Let me share!
Write or Die! - I bought this two or three years ago for $10, and it was the best $10 I ever spent. What it does is simple – based on your parameters it will take your goal and time limit and keep you on track. It will delete your words if you stall too long in Kamikaze mode. It will play the sound of babies crying or wretched violins. And when you meet your goal, there is the lovely sound of trumpets cheering you in your victory!
Why does this work for me? I’ll be honest – I do not know. Perhaps it’s the very real threat of a deadline and certain doom if I do not keep typing. It frees me from my inner editor better than any other method I’ve found.
And yes, the writing might not be as good as if I agonized over every word, but that’s not exactly what NaNoWriMo is about, now, is it? So I pulled this out of my box so I could get the words in without worrying so much about the content. It got my story to where I need it to be to make it interesting for me again, and it was even almost painless!
Yarny – This is an alternative to some of the other novel-writing software out there that you have to install. Personally, I tend to drown in all the options of those other software programs. Yarny gives you some options to combat this. You can create what they call Groups and Snippets. Groups, in my case, act like chapters. The Snippets like scenes. I can tag them which is super convenient because I’m already used to doing this in Gmail and Evernote, and so I tag them with people, events, and the date I wrote them on.
Really, the only downside to Yarny is that it is entirely online (for now), and if I don’t have access to the Internet I’m stuck trying to remember what I wrote last and how to tie it together later when I realize there’s a hole. On the upside, not only can you export all your writing (backup, backup, backup!) into a text file, but they’re working on an offline version for the future.
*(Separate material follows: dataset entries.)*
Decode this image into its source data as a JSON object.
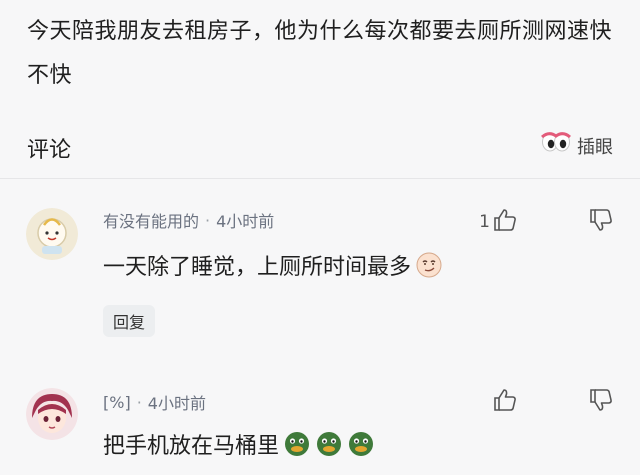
{
  "post": {
    "text": "今天陪我朋友去租房子，他为什么每次都要去厕所测网速快不快"
  },
  "comments_header": {
    "title": "评论",
    "peek_label": "插眼",
    "peek_icon": "peeking-eyes-icon"
  },
  "comments": [
    {
      "username": "有没有能用的",
      "separator": "·",
      "time": "4小时前",
      "text": "一天除了睡觉，上厕所时间最多",
      "emojis": [
        "smirk-face-emoji"
      ],
      "likes": "1",
      "reply_label": "回复"
    },
    {
      "username": "[%]",
      "separator": "·",
      "time": "4小时前",
      "text": "把手机放在马桶里",
      "emojis": [
        "green-duck-emoji",
        "green-duck-emoji",
        "green-duck-emoji"
      ],
      "likes": ""
    }
  ],
  "colors": {
    "background": "#f7f7f8",
    "meta_text": "#6b7280",
    "reply_bg": "#eceef0"
  }
}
I am really digging this as a tool because I can set my word count goal (actually 75,000 this year), all my writing, no matter how it’s segregated, gets added to my total word count, and I don’t have to hit any extra buttons to see said word count – only move my mouse to get out of full-screen, no-distraction mode. *squee*
Netflix - Creativity-sucking media as a writing tool? You may think not – but I was surprised at the pull my favorite television series had when I thought about not being able to watch it until I was finished! So yes, Netflix was my reward at the end of tonight, and man it felt good.
So what kind of tools are you using? I’m interested! I don’t have time to learn them all, but if you have some goodies you’d like to share, let us know!